A couple of months ago, I asked if I should contribute to the Scottish Parliament’s enquiry into video game tax breaks.
I decided to contribute, and sent in a submission explaining why I opposed them. You can read that submission (and a dozen others) at the Video Games in Scotland enquiry page.
Which is what made this letter that I received on Friday so extraordinary.
Inquiry: Video Games Industry in Scotland
8 October 2010
Dear Mr Lovell
Thank you for your written submission relating to the Committee’s inquiry.
Once submitted and accepted as evidence, written submissions become the property of the Committee (my emphasis), and it is up to the Committee to decide the manner and timing of its publication or to authorise publication. If you wish to make your submission available to the press or to publish it elsewhere you should contact me and I will put your request before the Committee.
The Committee normally, though not always, chooses to publish the written submissions it receives. Written submissions may be published at an early stage via the internet or published at a later stage (in hard copy or on the internet) alongside the Committee’s report and the record of public hearings. If witnesses are called to a public hearing, copies of their written submissions will usually be made available to press and public at the hearing, and will thereafter be treated as in the public domain.
Please be aware that publication will include publishing individual’s names, and any personal references which are contained in the submission. This information will be on the internet and will be searchable. However, contact details will be removed. Should you consider part or all of your submission to be private and confidential, please contact us immediately.
Alternatively, the Committee may choose to make the written submissions available through the Parliamentary Archives. Material already published elsewhere, which is simply sent to the Committee for information (referred to by the Committee as ‘background papers’), will not normally be reprinted by the Committee.
I will ensure that you receive the press notices giving details of the inquiry’s progress, and a copy of the report and evidence once it is published.
If you have any queries please do not hesitate to contact me.

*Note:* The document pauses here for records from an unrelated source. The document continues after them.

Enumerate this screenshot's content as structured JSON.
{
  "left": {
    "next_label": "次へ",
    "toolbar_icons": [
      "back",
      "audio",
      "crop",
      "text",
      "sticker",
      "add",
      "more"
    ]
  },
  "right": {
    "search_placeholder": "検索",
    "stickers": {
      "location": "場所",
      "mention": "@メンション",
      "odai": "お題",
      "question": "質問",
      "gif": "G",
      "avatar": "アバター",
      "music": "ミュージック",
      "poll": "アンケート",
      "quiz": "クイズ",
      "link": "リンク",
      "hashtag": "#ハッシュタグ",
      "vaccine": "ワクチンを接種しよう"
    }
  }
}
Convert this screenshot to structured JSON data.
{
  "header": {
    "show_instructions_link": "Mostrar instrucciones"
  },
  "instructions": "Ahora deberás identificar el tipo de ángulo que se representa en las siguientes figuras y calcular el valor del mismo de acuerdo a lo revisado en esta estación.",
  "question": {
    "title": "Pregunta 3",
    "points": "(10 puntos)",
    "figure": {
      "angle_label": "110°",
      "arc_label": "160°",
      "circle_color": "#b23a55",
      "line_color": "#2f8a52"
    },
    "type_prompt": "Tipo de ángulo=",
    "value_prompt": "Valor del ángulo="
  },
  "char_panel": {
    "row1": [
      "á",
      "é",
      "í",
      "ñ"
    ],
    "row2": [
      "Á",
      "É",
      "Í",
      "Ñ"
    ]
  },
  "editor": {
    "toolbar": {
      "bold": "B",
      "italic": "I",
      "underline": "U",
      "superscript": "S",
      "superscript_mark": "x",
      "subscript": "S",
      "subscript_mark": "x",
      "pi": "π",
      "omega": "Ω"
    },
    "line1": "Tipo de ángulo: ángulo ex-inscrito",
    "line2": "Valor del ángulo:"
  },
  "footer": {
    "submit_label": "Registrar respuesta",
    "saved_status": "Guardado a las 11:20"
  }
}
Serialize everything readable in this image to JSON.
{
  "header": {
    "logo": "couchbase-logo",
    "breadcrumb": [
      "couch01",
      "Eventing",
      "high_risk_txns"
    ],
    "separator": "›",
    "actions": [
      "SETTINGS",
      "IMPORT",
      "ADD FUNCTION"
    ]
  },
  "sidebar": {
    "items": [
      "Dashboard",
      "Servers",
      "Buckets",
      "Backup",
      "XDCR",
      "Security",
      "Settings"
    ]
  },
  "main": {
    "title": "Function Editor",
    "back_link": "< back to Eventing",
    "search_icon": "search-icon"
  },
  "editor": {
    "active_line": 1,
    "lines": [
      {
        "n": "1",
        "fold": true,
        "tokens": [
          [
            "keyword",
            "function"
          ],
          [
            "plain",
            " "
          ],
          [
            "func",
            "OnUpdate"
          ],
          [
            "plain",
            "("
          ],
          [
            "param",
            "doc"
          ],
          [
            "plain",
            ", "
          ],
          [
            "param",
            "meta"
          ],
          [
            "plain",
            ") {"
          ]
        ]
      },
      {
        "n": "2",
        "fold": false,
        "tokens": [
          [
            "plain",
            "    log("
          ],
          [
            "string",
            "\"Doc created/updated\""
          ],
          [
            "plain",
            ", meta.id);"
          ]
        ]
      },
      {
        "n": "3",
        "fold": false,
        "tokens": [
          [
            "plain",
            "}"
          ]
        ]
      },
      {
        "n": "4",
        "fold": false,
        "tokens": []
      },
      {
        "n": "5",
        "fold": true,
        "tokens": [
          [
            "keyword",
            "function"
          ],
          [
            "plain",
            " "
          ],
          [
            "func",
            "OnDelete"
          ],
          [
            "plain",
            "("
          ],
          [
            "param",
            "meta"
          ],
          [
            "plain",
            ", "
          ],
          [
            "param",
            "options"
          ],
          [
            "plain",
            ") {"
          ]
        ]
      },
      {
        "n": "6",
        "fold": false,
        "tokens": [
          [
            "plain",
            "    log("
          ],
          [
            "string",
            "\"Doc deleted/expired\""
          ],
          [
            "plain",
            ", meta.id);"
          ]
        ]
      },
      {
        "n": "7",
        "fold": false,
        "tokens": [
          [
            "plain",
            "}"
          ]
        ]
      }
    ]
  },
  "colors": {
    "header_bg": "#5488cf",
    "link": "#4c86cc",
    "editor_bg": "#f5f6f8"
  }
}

I was totally gobsmacked. According to the Select Committee Assistant, simply by the act of sending an email to the Select Committee I automatically and irrevocably agree to assign my copyright to the Select Committee, such that they can prevent me from reusing my own work elsewhere.
That can’t be right.
Nowhere on the page where the Enquiry asked for evidence did they say that this was the case. Nowhere in the Copyright section on the website does it say this is the case. I submitted my proposal via email, so I can’t have been caught by what Dr Ben Goldace calls Bogus Agreements in a web form that I inadvertently accepted.
I don’t believe anyone should have the right to retrospectively declare that they own my copyright. I’ve written to the Select Committee to confirm if that’s what they really mean.
But what do you think? Is my interpretation right?